▶ **Entries provided**
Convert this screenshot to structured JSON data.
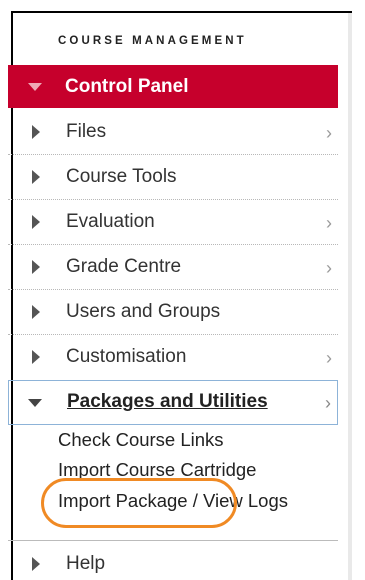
{
  "header": {
    "title": "COURSE MANAGEMENT"
  },
  "control_panel": {
    "label": "Control Panel",
    "color": "#c6002c"
  },
  "menu": {
    "files": {
      "label": "Files",
      "chevron": "›"
    },
    "course_tools": {
      "label": "Course Tools"
    },
    "evaluation": {
      "label": "Evaluation",
      "chevron": "›"
    },
    "grade_centre": {
      "label": "Grade Centre",
      "chevron": "›"
    },
    "users_groups": {
      "label": "Users and Groups"
    },
    "customisation": {
      "label": "Customisation",
      "chevron": "›"
    },
    "packages": {
      "label": "Packages and Utilities",
      "chevron": "›",
      "subitems": [
        {
          "label": "Check Course Links"
        },
        {
          "label": "Import Course Cartridge"
        },
        {
          "label": "Import Package / View Logs"
        }
      ]
    },
    "help": {
      "label": "Help"
    }
  },
  "annotation": {
    "highlight_color": "#f08a24"
  }
}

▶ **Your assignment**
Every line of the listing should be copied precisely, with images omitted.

▶ **Answer**
Convert this screenshot to structured JSON data.
{
  "header": {
    "title": "COURSE MANAGEMENT"
  },
  "control_panel": {
    "label": "Control Panel",
    "color": "#c6002c"
  },
  "menu": {
    "files": {
      "label": "Files",
      "chevron": "›"
    },
    "course_tools": {
      "label": "Course Tools"
    },
    "evaluation": {
      "label": "Evaluation",
      "chevron": "›"
    },
    "grade_centre": {
      "label": "Grade Centre",
      "chevron": "›"
    },
    "users_groups": {
      "label": "Users and Groups"
    },
    "customisation": {
      "label": "Customisation",
      "chevron": "›"
    },
    "packages": {
      "label": "Packages and Utilities",
      "chevron": "›",
      "subitems": [
        {
          "label": "Check Course Links"
        },
        {
          "label": "Import Course Cartridge"
        },
        {
          "label": "Import Package / View Logs"
        }
      ]
    },
    "help": {
      "label": "Help"
    }
  },
  "annotation": {
    "highlight_color": "#f08a24"
  }
}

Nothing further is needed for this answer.